A new program is aiming to connect prisoners being released from B.C.’s provincial jails with “transition teams” in an effort to prevent drug overdoses.
According to a BC Coroners Service report, two-thirds of those who died of drug overdoses in B.C. in a period spanning 2016 and 2017 had recent contact with the criminal-justice system. Of those, 10 per cent died within a month of their release from a corrections facility.
Community transition teams are being stationed in five cities across B.C. — Kamloops, Surrey, Prince George, Nanaimo and Port Coquitlam.
“People who are transitioning back to their communities after incarceration deserve a fresh start,” said Judy Darcy, B.C.’s minister of mental health and additions.
“For those with opioid-use disorder, the guidance of peer support is foundational to preventing overdose. Together with all partners, we are building a full spectrum of connected services to save lives so that people from all walks of life can find the support they need to find a pathway to hope and healing.”
Transition teams will work with people for 30 days following their release from a provincial jail. Work will include forming connections with health-care professionals, filling prescriptions and other recovery supports.
“People involved with the criminal-justice system are some of society’s most vulnerable,” said Lynn Pelletier, vice-president of BC Mental Health and Substance Use Services, which oversees Correctional Health Services.
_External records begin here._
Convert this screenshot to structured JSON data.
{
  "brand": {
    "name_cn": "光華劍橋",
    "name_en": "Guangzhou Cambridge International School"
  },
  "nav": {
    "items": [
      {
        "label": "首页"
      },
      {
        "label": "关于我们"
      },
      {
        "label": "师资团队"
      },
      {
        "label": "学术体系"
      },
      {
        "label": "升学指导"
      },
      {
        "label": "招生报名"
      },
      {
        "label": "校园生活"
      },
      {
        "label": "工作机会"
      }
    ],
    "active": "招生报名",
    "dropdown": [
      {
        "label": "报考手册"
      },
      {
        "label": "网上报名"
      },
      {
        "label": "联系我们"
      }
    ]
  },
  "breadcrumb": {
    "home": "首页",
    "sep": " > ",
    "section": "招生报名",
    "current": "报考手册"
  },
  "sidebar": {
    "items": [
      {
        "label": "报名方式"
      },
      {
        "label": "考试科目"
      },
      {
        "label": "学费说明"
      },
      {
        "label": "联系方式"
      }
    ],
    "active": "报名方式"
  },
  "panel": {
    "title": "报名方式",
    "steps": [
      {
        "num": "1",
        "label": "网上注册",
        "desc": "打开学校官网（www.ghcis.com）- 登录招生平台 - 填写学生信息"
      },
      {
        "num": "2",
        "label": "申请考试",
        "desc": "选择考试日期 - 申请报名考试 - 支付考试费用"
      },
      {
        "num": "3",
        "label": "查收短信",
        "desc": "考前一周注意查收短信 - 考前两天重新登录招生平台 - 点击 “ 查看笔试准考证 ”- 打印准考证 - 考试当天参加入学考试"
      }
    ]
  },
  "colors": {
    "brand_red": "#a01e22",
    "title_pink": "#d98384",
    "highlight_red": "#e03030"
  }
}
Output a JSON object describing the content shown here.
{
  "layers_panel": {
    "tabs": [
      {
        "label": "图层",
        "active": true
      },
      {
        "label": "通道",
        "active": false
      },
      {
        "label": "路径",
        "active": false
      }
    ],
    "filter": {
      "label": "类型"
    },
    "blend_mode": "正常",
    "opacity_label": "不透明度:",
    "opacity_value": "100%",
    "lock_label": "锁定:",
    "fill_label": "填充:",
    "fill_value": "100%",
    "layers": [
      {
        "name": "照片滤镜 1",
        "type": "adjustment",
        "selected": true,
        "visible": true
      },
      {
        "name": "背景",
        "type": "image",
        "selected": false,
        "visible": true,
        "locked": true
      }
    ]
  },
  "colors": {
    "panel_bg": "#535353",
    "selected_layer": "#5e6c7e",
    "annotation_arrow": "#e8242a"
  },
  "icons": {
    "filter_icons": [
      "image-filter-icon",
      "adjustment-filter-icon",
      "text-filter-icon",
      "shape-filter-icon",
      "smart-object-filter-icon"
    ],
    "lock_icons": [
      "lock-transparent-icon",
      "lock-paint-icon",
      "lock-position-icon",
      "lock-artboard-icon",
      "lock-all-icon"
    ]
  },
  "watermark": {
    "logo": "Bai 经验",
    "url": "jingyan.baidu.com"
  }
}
“They’re also among the hardest to reach in the midst of this overdose emergency. Integrating correctional care with community-based care gives us an opportunity not just to prevent overdose, but also connect to health services and possibly change the trajectory of their lives by addressing some of the social and economic realities that brought them to us in the first place.”
Transition teams began working in January. Organizers hope the project will be expanded in 2020.